Copyright Implications of Yahoo Buying Tumblr â€” PlagiarismToday’s Jonathan Bailey examines the copyright issues raised by Yahoo’s purchase of Tumblr earlier this week. The move won’t result in any drastic changes, though Bailey does point out “the consolidation should still give us all pause to worry. Every time we agree to a TOS, weâ€™re giving away a license to our work and as those rights become more and more centralized, that gives companies an amazing amount of power not just in terms of what they know about us, but also what they can use that we create.”
Larry Page wants you to stop worrying and let him fix the world â€” Ars Technica profiles the growing desire to influence public policy displayed by Google co-founder Larry Page at a recent event. “But thereâ€™s more to debate over issues like health care data and immigration and consumer privacy than people not ‘getting it.’ And Iâ€™m not sure anyone would really be happy in a world thatâ€™s a mash-up of Ayn Randâ€™sÂ Atlas ShruggedÂ and Cory Doctorowâ€™sÂ Down and Out in the Magic Kingdomâ€”except maybe Larry Page and the tech startup execs who want to emulate him.”

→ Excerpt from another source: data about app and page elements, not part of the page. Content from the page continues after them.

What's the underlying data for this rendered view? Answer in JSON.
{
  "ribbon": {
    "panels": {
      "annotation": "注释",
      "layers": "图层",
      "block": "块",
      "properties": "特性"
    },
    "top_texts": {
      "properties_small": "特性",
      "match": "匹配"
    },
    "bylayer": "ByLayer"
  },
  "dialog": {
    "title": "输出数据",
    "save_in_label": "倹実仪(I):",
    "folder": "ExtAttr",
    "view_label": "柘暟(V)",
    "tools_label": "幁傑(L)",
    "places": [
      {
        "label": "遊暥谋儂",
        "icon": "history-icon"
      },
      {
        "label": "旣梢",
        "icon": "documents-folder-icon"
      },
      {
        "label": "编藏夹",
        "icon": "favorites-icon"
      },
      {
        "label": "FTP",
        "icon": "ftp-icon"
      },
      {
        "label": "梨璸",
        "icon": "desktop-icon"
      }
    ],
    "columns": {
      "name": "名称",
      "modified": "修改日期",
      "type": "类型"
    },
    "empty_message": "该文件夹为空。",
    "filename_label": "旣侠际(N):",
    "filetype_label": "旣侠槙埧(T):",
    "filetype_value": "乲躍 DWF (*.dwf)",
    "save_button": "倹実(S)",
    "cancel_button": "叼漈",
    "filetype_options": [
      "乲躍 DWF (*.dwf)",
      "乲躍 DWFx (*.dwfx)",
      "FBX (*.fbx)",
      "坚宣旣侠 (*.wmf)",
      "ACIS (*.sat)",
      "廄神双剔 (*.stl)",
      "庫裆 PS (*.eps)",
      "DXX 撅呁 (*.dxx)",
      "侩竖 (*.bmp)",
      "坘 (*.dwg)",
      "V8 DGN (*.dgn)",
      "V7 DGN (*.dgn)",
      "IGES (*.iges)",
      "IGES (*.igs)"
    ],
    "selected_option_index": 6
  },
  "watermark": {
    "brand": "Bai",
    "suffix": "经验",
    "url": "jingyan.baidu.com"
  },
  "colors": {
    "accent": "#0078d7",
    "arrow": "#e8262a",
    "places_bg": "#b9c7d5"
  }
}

Debunking the “Stifling Innovation” Myth: The Music Business’s Successful Transition to DigitalÂ â€” A brief but thorough response in this month’s Wisconsin Law Review Online responding to an earlier law review article that repeats the tired claim that copyright stifles innovation.
Copyright Principles & Consensus? â€” Blistering and brilliant observations of last week’s copyright review hearing from David Newhoff. “So one can sit in tech-industry funded ivory towers and ruminate over the proposition that a novel by Steven Millhauser is of equal value to the random bits of personal detritus shared on social media, but if we consider for a moment that copyright ought to be amended based on this childishly whimsical proposition, then we might as well start burning the libraries this afternoon.”

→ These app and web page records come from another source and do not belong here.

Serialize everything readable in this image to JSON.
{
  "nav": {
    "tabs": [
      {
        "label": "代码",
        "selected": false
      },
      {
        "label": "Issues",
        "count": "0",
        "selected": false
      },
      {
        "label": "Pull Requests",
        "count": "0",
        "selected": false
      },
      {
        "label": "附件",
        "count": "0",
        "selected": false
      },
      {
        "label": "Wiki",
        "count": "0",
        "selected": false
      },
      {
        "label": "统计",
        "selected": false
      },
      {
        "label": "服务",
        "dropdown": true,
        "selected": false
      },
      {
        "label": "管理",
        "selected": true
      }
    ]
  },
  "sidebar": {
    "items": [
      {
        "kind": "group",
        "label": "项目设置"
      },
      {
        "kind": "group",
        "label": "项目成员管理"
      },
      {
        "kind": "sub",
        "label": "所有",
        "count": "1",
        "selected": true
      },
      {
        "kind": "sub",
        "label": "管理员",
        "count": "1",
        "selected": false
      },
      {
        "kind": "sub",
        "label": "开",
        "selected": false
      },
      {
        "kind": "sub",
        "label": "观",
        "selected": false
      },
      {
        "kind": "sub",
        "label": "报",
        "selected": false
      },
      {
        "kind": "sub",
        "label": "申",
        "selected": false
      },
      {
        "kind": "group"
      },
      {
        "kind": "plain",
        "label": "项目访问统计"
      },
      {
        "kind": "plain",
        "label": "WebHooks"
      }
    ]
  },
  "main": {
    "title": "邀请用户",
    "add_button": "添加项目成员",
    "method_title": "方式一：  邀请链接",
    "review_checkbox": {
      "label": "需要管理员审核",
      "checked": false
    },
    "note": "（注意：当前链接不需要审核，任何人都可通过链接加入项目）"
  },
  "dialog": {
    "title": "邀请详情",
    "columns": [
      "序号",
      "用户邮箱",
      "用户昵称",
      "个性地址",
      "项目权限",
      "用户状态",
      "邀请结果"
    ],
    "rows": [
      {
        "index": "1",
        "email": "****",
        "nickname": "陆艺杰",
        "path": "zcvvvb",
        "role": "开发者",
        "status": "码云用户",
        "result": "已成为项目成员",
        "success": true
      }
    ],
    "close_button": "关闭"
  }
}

Hey Derekâ€¦the Tech Industry is a â€œSpecial Interestâ€ too!Â â€” Vox Indie’s Ellen Seidler looks at tech’s latest poster boy Derek Khanna and his response to last week’s copyright hearings. Seidler asks Khanna to “please remember that artists ARE innovators and that the tech industry represents a big ‘special interest.’ Next timeÂ hearingsÂ are held in Washington letâ€™s hope that a diversity of creatorâ€™s voices is heardÂ rather than a panel of legal theorists.”
Trichordist Bookshelf â€“ Essential Reading for ArtistsÂ Rights â€” The Trichordist highlights a handful of must-reads, many of which I’ve heartily endorsed on this site.